▶ [What is being asked]
Find every line of the listing below where "kbit" appears, and copy it.

----

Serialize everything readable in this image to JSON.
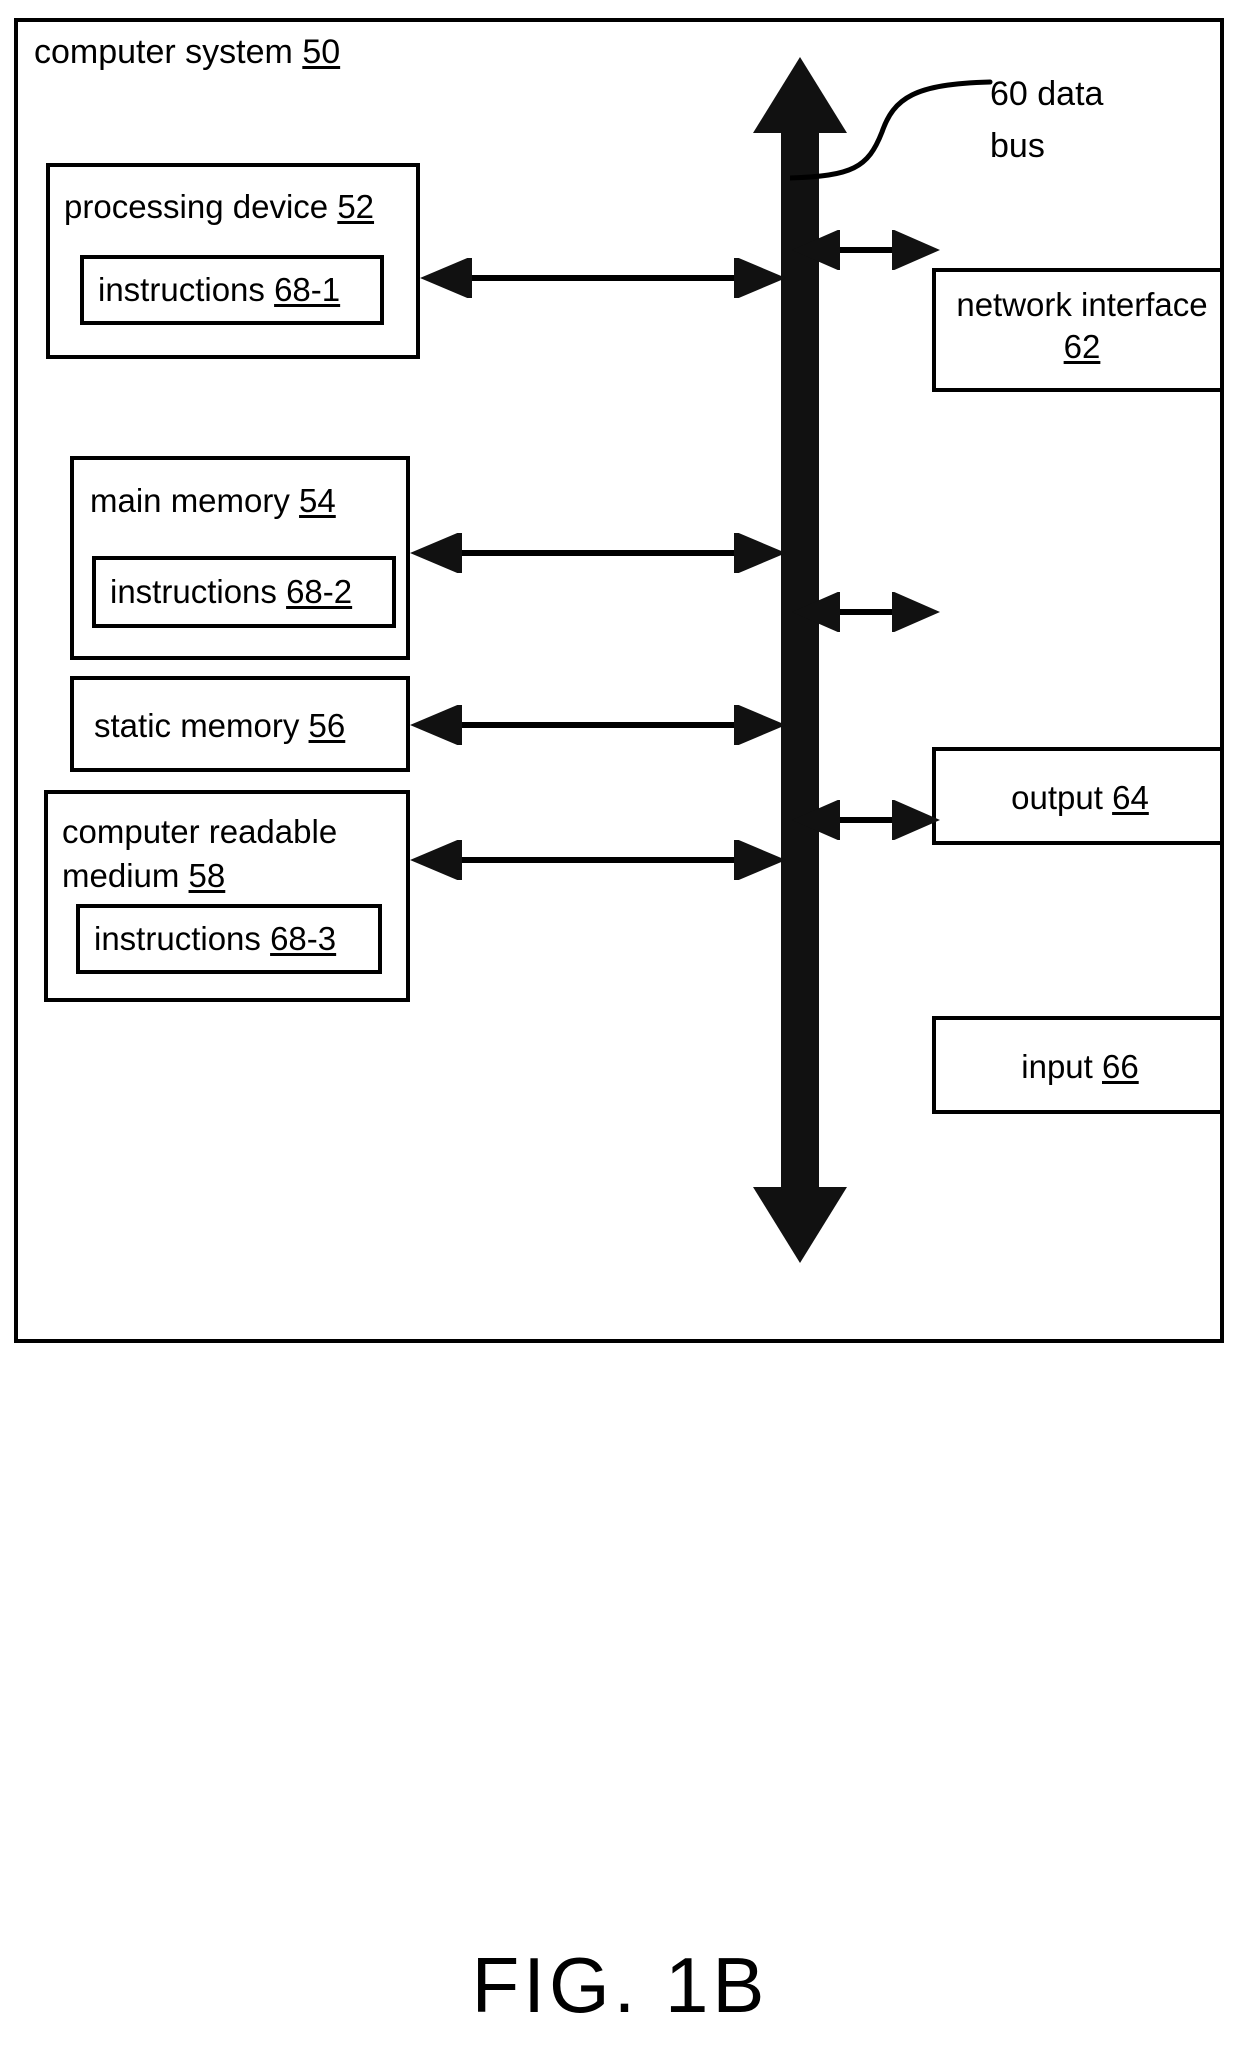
{
  "figure": {
    "caption": "FIG. 1B",
    "system_title_text": "computer system ",
    "system_title_num": "50"
  },
  "bus": {
    "label": "60 data\nbus",
    "name": "data bus",
    "ref": "60"
  },
  "blocks": {
    "processing_device": {
      "label": "processing device ",
      "num": "52",
      "inner": {
        "label": "instructions ",
        "num": "68-1"
      }
    },
    "main_memory": {
      "label": "main memory ",
      "num": "54",
      "inner": {
        "label": "instructions ",
        "num": "68-2"
      }
    },
    "static_memory": {
      "label": "static memory ",
      "num": "56"
    },
    "computer_readable_medium": {
      "label": "computer readable medium ",
      "num": "58",
      "inner": {
        "label": "instructions ",
        "num": "68-3"
      }
    },
    "network_interface": {
      "label": "network interface ",
      "num": "62"
    },
    "output": {
      "label": "output ",
      "num": "64"
    },
    "input": {
      "label": "input ",
      "num": "66"
    }
  },
  "colors": {
    "stroke": "#000000",
    "background": "#ffffff"
  }
}
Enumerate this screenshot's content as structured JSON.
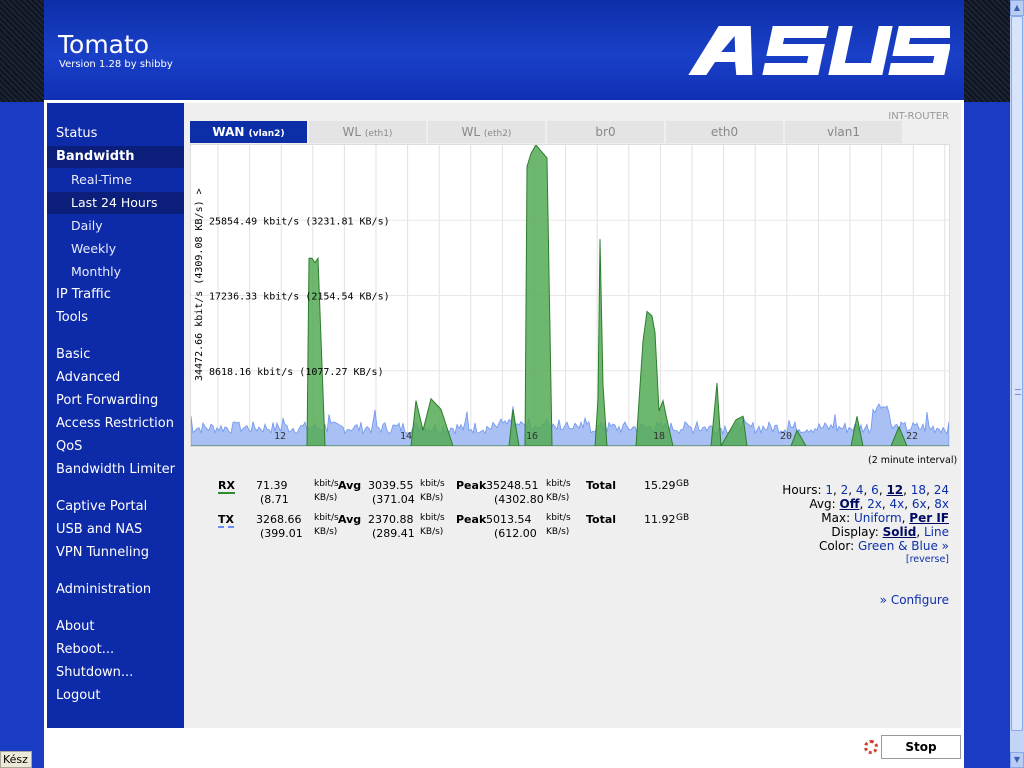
{
  "header": {
    "title": "Tomato",
    "version": "Version 1.28 by shibby",
    "brand": "ASUS"
  },
  "sidebar": {
    "items": [
      {
        "label": "Status"
      },
      {
        "label": "Bandwidth",
        "active": true
      },
      {
        "label": "Real-Time",
        "sub": true
      },
      {
        "label": "Last 24 Hours",
        "sub": true,
        "active": true
      },
      {
        "label": "Daily",
        "sub": true
      },
      {
        "label": "Weekly",
        "sub": true
      },
      {
        "label": "Monthly",
        "sub": true
      },
      {
        "label": "IP Traffic"
      },
      {
        "label": "Tools"
      },
      {
        "label": "Basic"
      },
      {
        "label": "Advanced"
      },
      {
        "label": "Port Forwarding"
      },
      {
        "label": "Access Restriction"
      },
      {
        "label": "QoS"
      },
      {
        "label": "Bandwidth Limiter"
      },
      {
        "label": "Captive Portal"
      },
      {
        "label": "USB and NAS"
      },
      {
        "label": "VPN Tunneling"
      },
      {
        "label": "Administration"
      },
      {
        "label": "About"
      },
      {
        "label": "Reboot..."
      },
      {
        "label": "Shutdown..."
      },
      {
        "label": "Logout"
      }
    ]
  },
  "content": {
    "router_name": "INT-ROUTER",
    "tabs": [
      {
        "label": "WAN",
        "sub": "(vlan2)",
        "active": true
      },
      {
        "label": "WL",
        "sub": "(eth1)"
      },
      {
        "label": "WL",
        "sub": "(eth2)"
      },
      {
        "label": "br0",
        "sub": ""
      },
      {
        "label": "eth0",
        "sub": ""
      },
      {
        "label": "vlan1",
        "sub": ""
      }
    ],
    "interval": "(2 minute interval)",
    "stats": {
      "rx": {
        "label": "RX",
        "rate": "71.39",
        "rate_unit": "kbit/s",
        "rate_kb": "(8.71",
        "rate_kb_unit": "KB/s)",
        "avg_label": "Avg",
        "avg": "3039.55",
        "avg_unit": "kbit/s",
        "avg_kb": "(371.04",
        "avg_kb_unit": "KB/s)",
        "peak_label": "Peak",
        "peak": "35248.51",
        "peak_unit": "kbit/s",
        "peak_kb": "(4302.80",
        "peak_kb_unit": "KB/s)",
        "total_label": "Total",
        "total": "15.29",
        "total_unit": "GB"
      },
      "tx": {
        "label": "TX",
        "rate": "3268.66",
        "rate_unit": "kbit/s",
        "rate_kb": "(399.01",
        "rate_kb_unit": "KB/s)",
        "avg_label": "Avg",
        "avg": "2370.88",
        "avg_unit": "kbit/s",
        "avg_kb": "(289.41",
        "avg_kb_unit": "KB/s)",
        "peak_label": "Peak",
        "peak": "5013.54",
        "peak_unit": "kbit/s",
        "peak_kb": "(612.00",
        "peak_kb_unit": "KB/s)",
        "total_label": "Total",
        "total": "11.92",
        "total_unit": "GB"
      }
    },
    "options": {
      "hours_label": "Hours:",
      "hours": [
        "1",
        "2",
        "4",
        "6",
        "12",
        "18",
        "24"
      ],
      "hours_selected": "12",
      "avg_label": "Avg:",
      "avg": [
        "Off",
        "2x",
        "4x",
        "6x",
        "8x"
      ],
      "avg_selected": "Off",
      "max_label": "Max:",
      "max": [
        "Uniform",
        "Per IF"
      ],
      "max_selected": "Per IF",
      "display_label": "Display:",
      "display": [
        "Solid",
        "Line"
      ],
      "display_selected": "Solid",
      "color_label": "Color:",
      "color_value": "Green & Blue »",
      "reverse": "[reverse]"
    },
    "configure": "» Configure"
  },
  "footer": {
    "stop_button": "Stop"
  },
  "statusbar": {
    "text": "Kész"
  },
  "chart_data": {
    "type": "area",
    "y_axis_label": "34472.66 kbit/s (4309.08 KB/s) >",
    "gridline_labels": [
      "25854.49 kbit/s (3231.81 KB/s)",
      "17236.33 kbit/s (2154.54 KB/s)",
      "8618.16 kbit/s (1077.27 KB/s)"
    ],
    "gridline_values": [
      25854.49,
      17236.33,
      8618.16
    ],
    "ylim": [
      0,
      34472.66
    ],
    "x_ticks": [
      "12",
      "14",
      "16",
      "18",
      "20",
      "22"
    ],
    "series": [
      {
        "name": "RX",
        "color": "#3a9a3a",
        "values": [
          0,
          0,
          0,
          0,
          0,
          0,
          0,
          0,
          0,
          0,
          0,
          0,
          0,
          0,
          0,
          0,
          0,
          0,
          0,
          0,
          0,
          0,
          0,
          0,
          0,
          0,
          0,
          0,
          0,
          0,
          0,
          0,
          0,
          0,
          0,
          0,
          0,
          0,
          0,
          0,
          0,
          0,
          0,
          0,
          0,
          0,
          0,
          0,
          0,
          0,
          0,
          0,
          0,
          0,
          0,
          0,
          0,
          0,
          0,
          0,
          0,
          0,
          0,
          0,
          0,
          0,
          0,
          0,
          0,
          0,
          0,
          0,
          0,
          0,
          0,
          0,
          0,
          0,
          0,
          0,
          0,
          0,
          0,
          0,
          0,
          0,
          0,
          0,
          0,
          0,
          0,
          0,
          0,
          0,
          0,
          0,
          0,
          0,
          0,
          0,
          0,
          0,
          0,
          0,
          0,
          0,
          0,
          0,
          0,
          0,
          0,
          0,
          0,
          0,
          0,
          0,
          0,
          0,
          0,
          0,
          0,
          0,
          0,
          0,
          0,
          0,
          0,
          0,
          0,
          0,
          0,
          0,
          0,
          0,
          0,
          0,
          0,
          0,
          0,
          0,
          0,
          0,
          0,
          0,
          0,
          0,
          0,
          0,
          0,
          0,
          0,
          0,
          0,
          0,
          0,
          0,
          0,
          0,
          0,
          0,
          0,
          0,
          0,
          0,
          0,
          0,
          0,
          0,
          0,
          0,
          0,
          0,
          0,
          0,
          0,
          0,
          0,
          0,
          0,
          0,
          0,
          0,
          0,
          0,
          0,
          0,
          0,
          0,
          0,
          0,
          0,
          0,
          0,
          0,
          0,
          0,
          0,
          0,
          0,
          0,
          0,
          0,
          0,
          0,
          0,
          0,
          0,
          0,
          0,
          0,
          0,
          0,
          0,
          0,
          0,
          0,
          0,
          0,
          0,
          0,
          0,
          0,
          0,
          0,
          0,
          0,
          0,
          0,
          0,
          0,
          0,
          0,
          0,
          0,
          0,
          0,
          0,
          0,
          0,
          0,
          0,
          0,
          0,
          0,
          0,
          0,
          0,
          0,
          0,
          0,
          0,
          0,
          0,
          0,
          0,
          0,
          0,
          0,
          0,
          0,
          0,
          0,
          0,
          0,
          0,
          0,
          0,
          0,
          0,
          0,
          0,
          0,
          0,
          0,
          0,
          0,
          0,
          0,
          0,
          0,
          0,
          0,
          0,
          0,
          0,
          0,
          0,
          0,
          0,
          0,
          0,
          0,
          0,
          0,
          0,
          0,
          0,
          0,
          0,
          0,
          0,
          0,
          0,
          0,
          0,
          0,
          0,
          0,
          0,
          0,
          0,
          0,
          0,
          0,
          0,
          0,
          0,
          0,
          0,
          0,
          0,
          0,
          0,
          0,
          0,
          0,
          0,
          0,
          0,
          0,
          0,
          0,
          0,
          0,
          0,
          0,
          0,
          0,
          0,
          0,
          0,
          0,
          0,
          0,
          0,
          0
        ]
      },
      {
        "name": "TX",
        "color": "#6f95f0",
        "values": []
      }
    ]
  }
}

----

▶ [Answer to the problem]
        "rate_unit": "kbit/s",
        "avg_unit": "kbit/s",
        "peak_unit": "kbit/s",
        "rate_unit": "kbit/s",
        "avg_unit": "kbit/s",
        "peak_unit": "kbit/s",
    "y_axis_label": "34472.66 kbit/s (4309.08 KB/s) >",
      "25854.49 kbit/s (3231.81 KB/s)",
      "17236.33 kbit/s (2154.54 KB/s)",
      "8618.16 kbit/s (1077.27 KB/s)"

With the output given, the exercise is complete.